We’ve been working on this two years already, so there’s five years of preparation to make sure the national championship comes off without a hitch, not only inside the golf course, but also the surrounding communities to assure we get invited back. Chambers Bay is such a special place, we don’t want to come here and have the event and never come back. We want to be invited back by the community, by Pierce County, by all the local folks. We want them to have a great time during the week.

For the most part, it’s an education process. The world’s not going to end around the golf course; you’re still going to get your mail, you’ll still be able to drive around town. For one week, we’re going to have a lot of people from around the world watching on TV, and (they’ll also) be in the community during the week. So we want everybody to embrace it and understand that it’s a huge event, not only as the national championship, but (because) people from all over the world are going to be looking at Chambers Bay and University Place and Pierce County for a week in June.

So, this is a live-in, on-site responsibility for you?

This is the greatest job in the world. I get to move around the country and be in beautiful places. I’m married; we have a small daughter who just turned 2 last week. She was born in San Francisco (while he was preparing The Olympic Club). Really, the Pacific Northwest is the last place in the U.S., regionally, that I’ve had the opportunity to live in. We move every two or three years based on the event. We pack up and move and I’m with the event from the infant stages until the completion. I’m the first one here and last to leave, so I have a unique perspective of the event from beginning to end.

How has the U.S. Open evolved during the span of your experience?

The media has changed; our corporate participation has changed. We really focus, inside the ropes, on the challenge of the golf course. But outside the ropes, we don’t take the spectator experience for granted. Every year we look at what we do and look at every part of the experience, whether it be the bus ride in, the concessions, the merchandise.

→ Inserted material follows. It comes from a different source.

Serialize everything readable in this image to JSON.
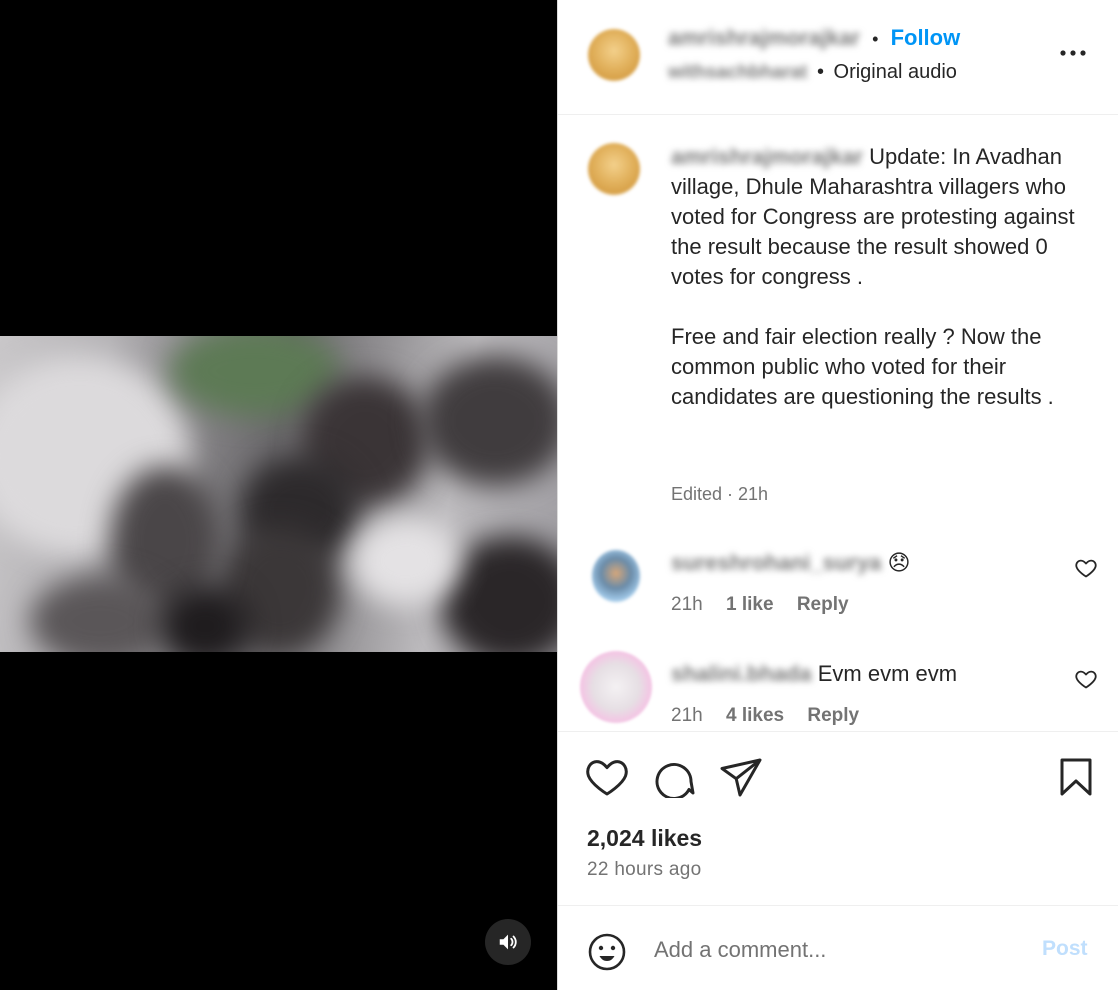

We want to enhance the experience and don’t take it for granted that people are going to come out just because it’s the U.S. Open.

It seems like you’re responsible for building the infrastructure for a temporary community of 50,000 residents per day.

I’ve explained it like that a lot of times in the past. It’s one thing to have an event at a stadium, a football or baseball stadium; it’s another thing to have an event for 50,000 people a day on a golf course where there’s no infrastructure, no restrooms, no Internet, no cable, no phones. It’s what is very exciting about my job: I have the opportunity to see it go from a blank map in my office, to over 200 tents on the property, all the telecommunications, all the TV cameras and all the bleachers really everything.

What’s the significance of Chambers Bay being a public golf course?

Anybody in the world, conceivably, can play the golf course. A big mission of the USGA is to grow the game, and the greatest percentage of USGA members play public golf courses on an everyday basis. It’s really important for us to keep public golf courses in the rotation of the U.S. Open, and Chambers Bay is arguably one of the best public courses in the country, so it’s a natural. Everybody can’t be a member of a country club, nor would they want to be. So it’s very special coming to a place where, when I get my hair cut, the guy cutting my hair knows more about Chambers Bay than I do I think that’s very unique.